Where the string "using" appears in a line of the data, show that line.
Source records Start Marker
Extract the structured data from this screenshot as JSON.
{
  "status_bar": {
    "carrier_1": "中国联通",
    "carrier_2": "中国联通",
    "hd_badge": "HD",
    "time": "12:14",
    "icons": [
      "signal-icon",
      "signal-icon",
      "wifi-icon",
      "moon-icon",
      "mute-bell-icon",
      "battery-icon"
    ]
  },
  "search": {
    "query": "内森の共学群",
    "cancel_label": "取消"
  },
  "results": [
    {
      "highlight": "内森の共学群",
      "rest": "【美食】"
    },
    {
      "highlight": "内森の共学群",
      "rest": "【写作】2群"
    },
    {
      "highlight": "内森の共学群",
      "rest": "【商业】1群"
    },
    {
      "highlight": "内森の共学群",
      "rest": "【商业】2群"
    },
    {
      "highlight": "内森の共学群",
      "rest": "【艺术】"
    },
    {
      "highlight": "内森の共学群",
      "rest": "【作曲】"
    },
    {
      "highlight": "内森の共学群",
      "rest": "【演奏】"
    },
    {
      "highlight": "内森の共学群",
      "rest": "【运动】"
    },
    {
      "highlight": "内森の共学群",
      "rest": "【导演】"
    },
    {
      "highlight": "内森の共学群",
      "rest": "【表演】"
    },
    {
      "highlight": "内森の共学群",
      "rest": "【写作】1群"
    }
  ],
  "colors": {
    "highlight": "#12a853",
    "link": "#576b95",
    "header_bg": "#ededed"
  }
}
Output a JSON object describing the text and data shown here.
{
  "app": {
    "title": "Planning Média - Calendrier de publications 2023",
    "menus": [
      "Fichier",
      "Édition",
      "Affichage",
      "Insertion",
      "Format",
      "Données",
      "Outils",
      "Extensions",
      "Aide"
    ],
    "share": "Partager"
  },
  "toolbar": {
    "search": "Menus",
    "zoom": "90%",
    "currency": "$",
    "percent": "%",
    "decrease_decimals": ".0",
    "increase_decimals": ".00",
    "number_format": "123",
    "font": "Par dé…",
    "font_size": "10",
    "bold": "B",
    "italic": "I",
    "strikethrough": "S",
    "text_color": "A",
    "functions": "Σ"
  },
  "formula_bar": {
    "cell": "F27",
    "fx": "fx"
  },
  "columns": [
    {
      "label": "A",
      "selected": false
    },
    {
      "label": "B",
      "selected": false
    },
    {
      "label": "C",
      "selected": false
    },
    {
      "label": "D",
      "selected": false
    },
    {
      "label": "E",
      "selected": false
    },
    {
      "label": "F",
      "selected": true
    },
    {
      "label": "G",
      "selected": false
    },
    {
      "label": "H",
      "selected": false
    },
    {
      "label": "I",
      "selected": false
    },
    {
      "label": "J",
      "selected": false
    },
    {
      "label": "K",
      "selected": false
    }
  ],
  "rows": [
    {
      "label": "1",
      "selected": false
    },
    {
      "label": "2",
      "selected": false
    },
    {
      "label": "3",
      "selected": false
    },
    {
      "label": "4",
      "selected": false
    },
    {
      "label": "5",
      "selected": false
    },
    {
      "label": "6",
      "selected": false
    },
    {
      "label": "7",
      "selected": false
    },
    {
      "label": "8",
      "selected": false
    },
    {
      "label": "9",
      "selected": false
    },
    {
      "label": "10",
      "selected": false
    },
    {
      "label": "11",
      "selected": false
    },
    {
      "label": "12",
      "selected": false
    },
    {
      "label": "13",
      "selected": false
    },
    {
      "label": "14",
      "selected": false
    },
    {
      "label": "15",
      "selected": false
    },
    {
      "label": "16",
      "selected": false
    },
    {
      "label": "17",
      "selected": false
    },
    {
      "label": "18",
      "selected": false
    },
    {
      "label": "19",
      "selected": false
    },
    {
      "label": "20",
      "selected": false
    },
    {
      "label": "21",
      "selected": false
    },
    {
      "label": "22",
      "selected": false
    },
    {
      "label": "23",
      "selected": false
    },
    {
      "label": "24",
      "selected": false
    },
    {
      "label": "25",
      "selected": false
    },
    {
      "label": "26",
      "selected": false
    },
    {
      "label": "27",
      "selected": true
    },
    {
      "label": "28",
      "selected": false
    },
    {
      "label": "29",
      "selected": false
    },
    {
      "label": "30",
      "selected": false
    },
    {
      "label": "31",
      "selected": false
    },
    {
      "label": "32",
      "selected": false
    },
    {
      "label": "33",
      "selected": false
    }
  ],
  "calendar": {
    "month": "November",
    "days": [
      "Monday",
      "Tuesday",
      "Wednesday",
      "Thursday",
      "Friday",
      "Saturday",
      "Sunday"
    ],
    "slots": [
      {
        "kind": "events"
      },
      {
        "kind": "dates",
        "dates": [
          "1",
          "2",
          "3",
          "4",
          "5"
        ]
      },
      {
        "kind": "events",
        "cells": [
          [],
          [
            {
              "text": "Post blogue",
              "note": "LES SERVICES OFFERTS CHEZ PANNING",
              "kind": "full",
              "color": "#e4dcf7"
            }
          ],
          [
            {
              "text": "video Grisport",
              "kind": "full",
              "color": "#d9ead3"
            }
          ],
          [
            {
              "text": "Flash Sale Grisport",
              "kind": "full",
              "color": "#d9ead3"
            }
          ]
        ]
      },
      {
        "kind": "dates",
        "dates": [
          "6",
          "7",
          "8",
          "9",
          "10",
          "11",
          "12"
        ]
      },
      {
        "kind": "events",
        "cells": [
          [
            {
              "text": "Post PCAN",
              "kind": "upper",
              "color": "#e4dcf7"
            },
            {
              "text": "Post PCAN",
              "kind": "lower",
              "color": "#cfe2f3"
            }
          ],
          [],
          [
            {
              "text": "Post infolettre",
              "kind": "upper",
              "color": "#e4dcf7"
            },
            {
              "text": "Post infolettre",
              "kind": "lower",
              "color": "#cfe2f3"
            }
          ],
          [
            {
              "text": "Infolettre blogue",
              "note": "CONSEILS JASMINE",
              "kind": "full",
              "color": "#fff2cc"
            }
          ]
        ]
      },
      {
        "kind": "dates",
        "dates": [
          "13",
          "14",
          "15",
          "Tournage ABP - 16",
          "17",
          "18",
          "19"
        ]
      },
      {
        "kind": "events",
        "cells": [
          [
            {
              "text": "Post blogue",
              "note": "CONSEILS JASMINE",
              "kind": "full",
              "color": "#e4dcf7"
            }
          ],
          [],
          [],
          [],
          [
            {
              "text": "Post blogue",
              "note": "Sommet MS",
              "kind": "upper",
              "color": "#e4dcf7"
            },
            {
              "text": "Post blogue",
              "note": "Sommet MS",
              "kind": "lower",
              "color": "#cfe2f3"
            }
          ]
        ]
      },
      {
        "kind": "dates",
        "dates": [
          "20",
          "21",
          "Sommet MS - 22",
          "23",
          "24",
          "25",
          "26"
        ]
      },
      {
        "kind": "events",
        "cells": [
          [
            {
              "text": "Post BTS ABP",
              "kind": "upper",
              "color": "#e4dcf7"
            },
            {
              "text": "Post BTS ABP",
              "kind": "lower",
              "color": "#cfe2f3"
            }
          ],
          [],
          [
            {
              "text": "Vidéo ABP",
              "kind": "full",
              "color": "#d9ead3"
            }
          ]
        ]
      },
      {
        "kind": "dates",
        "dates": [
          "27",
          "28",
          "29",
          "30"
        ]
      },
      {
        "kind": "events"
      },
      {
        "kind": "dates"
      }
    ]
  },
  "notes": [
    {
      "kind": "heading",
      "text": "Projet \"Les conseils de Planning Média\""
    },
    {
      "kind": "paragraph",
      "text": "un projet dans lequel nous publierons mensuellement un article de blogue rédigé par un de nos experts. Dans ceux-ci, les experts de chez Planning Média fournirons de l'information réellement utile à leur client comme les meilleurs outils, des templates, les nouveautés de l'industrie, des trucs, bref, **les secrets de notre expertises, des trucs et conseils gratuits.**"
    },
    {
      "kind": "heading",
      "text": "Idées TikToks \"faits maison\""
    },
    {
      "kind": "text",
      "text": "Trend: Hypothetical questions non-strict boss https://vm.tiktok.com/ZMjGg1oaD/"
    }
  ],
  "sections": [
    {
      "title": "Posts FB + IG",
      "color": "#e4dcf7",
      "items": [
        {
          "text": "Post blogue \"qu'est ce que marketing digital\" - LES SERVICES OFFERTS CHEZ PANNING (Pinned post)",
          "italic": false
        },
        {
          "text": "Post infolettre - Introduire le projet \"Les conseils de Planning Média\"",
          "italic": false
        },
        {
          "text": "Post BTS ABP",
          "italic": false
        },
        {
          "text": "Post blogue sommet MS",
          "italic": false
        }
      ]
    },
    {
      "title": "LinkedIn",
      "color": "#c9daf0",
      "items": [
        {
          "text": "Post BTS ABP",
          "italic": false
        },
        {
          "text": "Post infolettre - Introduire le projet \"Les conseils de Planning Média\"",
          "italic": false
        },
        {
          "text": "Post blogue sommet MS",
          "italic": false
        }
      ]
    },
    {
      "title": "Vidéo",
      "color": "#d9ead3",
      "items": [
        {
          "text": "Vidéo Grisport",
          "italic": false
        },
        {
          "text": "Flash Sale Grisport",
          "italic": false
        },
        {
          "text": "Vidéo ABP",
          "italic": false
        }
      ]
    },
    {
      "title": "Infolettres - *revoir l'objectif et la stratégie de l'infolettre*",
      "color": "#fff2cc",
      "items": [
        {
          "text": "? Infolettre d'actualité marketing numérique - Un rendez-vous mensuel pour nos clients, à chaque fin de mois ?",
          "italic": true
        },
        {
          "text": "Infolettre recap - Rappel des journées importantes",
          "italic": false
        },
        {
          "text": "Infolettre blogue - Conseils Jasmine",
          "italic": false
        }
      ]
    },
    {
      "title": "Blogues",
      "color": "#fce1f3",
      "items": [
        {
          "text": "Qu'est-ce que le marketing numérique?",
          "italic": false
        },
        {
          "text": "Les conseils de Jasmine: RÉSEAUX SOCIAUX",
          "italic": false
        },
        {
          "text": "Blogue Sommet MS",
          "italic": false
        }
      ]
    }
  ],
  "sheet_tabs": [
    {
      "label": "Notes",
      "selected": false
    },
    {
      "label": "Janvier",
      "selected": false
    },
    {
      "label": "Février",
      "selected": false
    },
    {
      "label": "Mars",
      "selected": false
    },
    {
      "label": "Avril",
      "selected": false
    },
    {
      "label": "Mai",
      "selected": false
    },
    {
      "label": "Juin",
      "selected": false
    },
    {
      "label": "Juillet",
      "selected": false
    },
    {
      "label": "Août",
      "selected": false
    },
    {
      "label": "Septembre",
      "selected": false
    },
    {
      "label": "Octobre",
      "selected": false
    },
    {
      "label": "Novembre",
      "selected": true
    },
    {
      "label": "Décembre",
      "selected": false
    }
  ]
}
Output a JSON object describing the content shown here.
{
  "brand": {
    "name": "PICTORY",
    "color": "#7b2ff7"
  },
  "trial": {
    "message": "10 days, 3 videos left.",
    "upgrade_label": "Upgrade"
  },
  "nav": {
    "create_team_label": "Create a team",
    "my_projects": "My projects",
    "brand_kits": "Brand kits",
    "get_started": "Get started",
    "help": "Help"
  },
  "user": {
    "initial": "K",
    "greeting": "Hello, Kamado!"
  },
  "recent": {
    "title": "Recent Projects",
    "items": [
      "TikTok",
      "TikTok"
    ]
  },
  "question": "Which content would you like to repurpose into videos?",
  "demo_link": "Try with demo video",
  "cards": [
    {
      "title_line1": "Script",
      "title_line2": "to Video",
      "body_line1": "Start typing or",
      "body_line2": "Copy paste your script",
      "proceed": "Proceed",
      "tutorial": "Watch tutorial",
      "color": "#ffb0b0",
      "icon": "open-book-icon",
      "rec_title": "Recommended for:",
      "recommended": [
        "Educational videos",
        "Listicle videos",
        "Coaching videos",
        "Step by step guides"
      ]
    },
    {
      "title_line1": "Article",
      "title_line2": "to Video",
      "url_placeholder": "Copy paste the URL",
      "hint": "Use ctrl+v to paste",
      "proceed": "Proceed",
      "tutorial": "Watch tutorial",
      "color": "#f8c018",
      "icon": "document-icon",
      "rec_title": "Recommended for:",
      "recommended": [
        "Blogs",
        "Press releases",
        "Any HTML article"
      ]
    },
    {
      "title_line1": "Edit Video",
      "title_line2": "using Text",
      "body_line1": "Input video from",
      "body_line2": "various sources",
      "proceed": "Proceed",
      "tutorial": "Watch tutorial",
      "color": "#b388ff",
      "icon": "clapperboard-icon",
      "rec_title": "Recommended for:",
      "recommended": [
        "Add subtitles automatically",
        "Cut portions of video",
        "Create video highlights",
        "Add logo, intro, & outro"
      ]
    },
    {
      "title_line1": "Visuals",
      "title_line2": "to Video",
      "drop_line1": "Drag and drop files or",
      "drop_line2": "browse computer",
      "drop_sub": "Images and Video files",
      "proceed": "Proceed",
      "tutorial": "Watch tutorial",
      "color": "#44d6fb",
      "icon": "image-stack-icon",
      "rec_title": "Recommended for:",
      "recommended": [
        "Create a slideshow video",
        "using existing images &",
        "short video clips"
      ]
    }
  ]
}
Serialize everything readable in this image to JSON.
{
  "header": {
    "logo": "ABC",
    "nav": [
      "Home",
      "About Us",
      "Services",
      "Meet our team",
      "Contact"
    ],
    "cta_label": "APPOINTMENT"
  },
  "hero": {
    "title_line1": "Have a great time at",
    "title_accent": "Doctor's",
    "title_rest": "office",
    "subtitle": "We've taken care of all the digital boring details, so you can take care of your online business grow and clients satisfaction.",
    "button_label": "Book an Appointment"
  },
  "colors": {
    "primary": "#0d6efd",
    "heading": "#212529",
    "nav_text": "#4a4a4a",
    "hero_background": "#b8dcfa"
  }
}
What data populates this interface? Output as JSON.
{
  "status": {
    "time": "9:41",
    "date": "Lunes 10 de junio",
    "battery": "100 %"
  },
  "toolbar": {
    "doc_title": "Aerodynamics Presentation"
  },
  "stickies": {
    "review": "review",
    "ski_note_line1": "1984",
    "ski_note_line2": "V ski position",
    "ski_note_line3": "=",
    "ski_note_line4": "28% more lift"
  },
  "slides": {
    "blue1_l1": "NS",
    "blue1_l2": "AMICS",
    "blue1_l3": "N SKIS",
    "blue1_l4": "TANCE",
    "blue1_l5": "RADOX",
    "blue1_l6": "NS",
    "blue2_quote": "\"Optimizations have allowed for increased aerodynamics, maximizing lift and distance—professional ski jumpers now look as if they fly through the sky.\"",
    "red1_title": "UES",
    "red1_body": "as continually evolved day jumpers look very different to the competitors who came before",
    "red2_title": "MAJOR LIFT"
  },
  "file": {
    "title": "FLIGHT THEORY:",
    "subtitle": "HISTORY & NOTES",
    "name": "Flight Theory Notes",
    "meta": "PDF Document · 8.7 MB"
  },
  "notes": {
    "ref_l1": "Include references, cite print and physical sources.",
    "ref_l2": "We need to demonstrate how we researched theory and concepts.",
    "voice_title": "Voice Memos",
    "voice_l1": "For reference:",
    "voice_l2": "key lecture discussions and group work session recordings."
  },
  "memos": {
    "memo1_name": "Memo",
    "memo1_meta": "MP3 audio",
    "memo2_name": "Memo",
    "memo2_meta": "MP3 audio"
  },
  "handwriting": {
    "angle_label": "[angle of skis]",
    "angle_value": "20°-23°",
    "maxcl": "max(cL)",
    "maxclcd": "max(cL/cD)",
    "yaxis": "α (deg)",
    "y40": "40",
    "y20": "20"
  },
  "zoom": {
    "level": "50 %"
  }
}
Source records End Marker
Problem solution
      "title_line2": "using Text",
        "using existing images &",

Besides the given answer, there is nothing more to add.